“We spaced (Rudy) Gobert a little bit and they went to the hedge with (Mike) Conley,” Mazzulla noticed on Monday. “We were running our offense a little bit further than we would like to. I think their activity and their ability not to get screened slowed our offense down. [Anthony] Edwards was in foul trouble and we tried to isolate him and I thought he did a good job defending us ... they had high, active hands ... their overall pressure bothered us on the offensive end.”
The game slowing down late also cut down the Celtics’ transition success that drove a significant part of the team’s early offensive success. Boston fell to eighth with 21.3 transition runs per game after Minnesota, scoring a staggering 1.21 PPP (7th) on them while shooting 55.5%. The Wolves and Sixers held the Celtics off the offensive glass, an area Boston dominated (32.6 OREB%, 3rd) until those games (26.1 OREB% last two, 22nd).
In the half court — creating 99.5 points per 100 plays (10th) — they’re down sharply from their 103.4 points per 100 in 22-23. The Celtics spent more time in the half court (78.8% of plays), perhaps part to blame as they seek answers to past problems with new personnel. They haven’t utilized the passing game to do so, though.
This week, Boston fell to 29th in total passes and 25th in assists (23.7 per game), long a staple for the Celtics’ flexible offense (18th in passes, 7th in assists in 2023). Matchup-hunting likely drove that dip, and it led to moments of enormous success through seven games. Boston ranks eighth with 118.1 points per 100 possessions when removing garbage time on Cleaning the Glass. That, too, slid from the top-five before recent losses.
That status also included blowout wins over the Wizards and Pacers, outliers in the small sample size. Derrick White’s absence for two games pulled in the other direction, eliminating the five-out starting lineup that scored 125.9 points per 100 in their first 72 minutes together (+37.3).
Isolation play often carries a negative connotation and Mazzulla admitted the team was seeking a balance between making an extra pass and aggressively attacking a mismatch in front of them. White’s absence on Monday allowed an opponent to effectively hedge away from bench players like Sam Hauser, Lamar Stevens and others to produce extra pressure against Kristaps Porzingis, Jaylen Brown and Jayson Tatum.
That forced them to make the extra pass they didn’t need last week. It’s the first wake-up call for this group, and a reminder that effortless offensive execution last fall faded into inconsistency by the spring. It’s early and Brooklyn and Toronto provide opportunities to reset after two difficult, defensively-sound opponents exposed some Celtics weaknesses.
Last year, it took much longer into December to begin seeing this group grow stagnant on offense. Monday’s loss looked like some of the scarier moments last year — only one loss, but a reminder that new personnel alone won’t solve connectivity issues.
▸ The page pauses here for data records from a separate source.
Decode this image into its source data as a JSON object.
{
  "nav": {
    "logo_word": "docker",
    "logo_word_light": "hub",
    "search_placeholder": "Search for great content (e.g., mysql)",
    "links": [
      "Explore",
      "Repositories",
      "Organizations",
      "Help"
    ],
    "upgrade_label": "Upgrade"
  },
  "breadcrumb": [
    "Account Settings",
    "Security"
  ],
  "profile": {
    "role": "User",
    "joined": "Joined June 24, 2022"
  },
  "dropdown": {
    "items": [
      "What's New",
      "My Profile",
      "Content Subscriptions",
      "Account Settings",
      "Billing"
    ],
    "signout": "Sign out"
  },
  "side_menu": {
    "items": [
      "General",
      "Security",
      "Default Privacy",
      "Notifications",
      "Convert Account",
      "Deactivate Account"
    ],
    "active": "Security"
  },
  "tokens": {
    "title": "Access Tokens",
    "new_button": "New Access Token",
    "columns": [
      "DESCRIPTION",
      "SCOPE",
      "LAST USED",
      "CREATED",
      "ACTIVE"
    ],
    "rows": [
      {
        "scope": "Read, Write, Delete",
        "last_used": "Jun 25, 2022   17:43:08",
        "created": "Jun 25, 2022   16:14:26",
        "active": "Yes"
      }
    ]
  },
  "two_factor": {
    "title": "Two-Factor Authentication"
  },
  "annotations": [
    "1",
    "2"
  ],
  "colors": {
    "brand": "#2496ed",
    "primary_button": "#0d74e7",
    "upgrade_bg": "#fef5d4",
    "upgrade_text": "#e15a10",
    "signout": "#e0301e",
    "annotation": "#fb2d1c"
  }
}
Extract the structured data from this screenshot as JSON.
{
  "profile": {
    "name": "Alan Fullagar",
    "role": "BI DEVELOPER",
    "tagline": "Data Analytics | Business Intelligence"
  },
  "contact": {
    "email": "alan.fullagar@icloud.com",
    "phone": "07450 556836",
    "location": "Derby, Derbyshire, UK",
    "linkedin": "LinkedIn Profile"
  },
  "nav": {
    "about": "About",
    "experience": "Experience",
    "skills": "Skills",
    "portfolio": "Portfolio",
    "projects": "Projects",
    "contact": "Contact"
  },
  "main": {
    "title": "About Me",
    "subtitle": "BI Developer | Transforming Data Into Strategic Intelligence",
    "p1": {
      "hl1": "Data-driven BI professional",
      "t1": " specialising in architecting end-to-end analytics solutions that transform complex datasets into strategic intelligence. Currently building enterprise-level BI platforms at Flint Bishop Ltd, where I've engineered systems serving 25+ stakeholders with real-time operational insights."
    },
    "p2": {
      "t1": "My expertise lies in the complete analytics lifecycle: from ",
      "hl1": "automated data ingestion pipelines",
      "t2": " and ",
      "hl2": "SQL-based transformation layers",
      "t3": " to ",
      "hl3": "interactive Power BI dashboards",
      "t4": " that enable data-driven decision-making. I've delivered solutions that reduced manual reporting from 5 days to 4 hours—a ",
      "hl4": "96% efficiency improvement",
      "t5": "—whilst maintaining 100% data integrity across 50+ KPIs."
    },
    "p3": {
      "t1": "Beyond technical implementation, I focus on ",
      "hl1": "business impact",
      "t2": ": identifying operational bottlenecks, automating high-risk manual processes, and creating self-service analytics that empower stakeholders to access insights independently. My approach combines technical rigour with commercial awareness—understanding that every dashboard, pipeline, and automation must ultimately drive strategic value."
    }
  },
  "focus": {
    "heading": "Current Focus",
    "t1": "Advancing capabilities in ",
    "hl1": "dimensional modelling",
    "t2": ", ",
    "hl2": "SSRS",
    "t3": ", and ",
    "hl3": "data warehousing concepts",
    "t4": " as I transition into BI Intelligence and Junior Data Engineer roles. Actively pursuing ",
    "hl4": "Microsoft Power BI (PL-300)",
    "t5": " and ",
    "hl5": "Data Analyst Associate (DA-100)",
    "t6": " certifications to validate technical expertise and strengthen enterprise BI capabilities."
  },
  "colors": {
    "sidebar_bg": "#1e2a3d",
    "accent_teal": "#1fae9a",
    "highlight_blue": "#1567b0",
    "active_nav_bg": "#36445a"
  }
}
They can, however, create new challenges.
“We’ve played a certain type of way the past couple years,” Brown mentioned in Philadelphia. “We’ve switched up our play style, we’ve had a lot more empty corners, empty-side actions because that’s where our offense is headed. That’s familiarity, we’re used to being in the corner, but we’ve had those corners clear to take away the over-help. It’s been a newer offensive system, play-style adjustment, so that was maybe familiarity from how we played before.”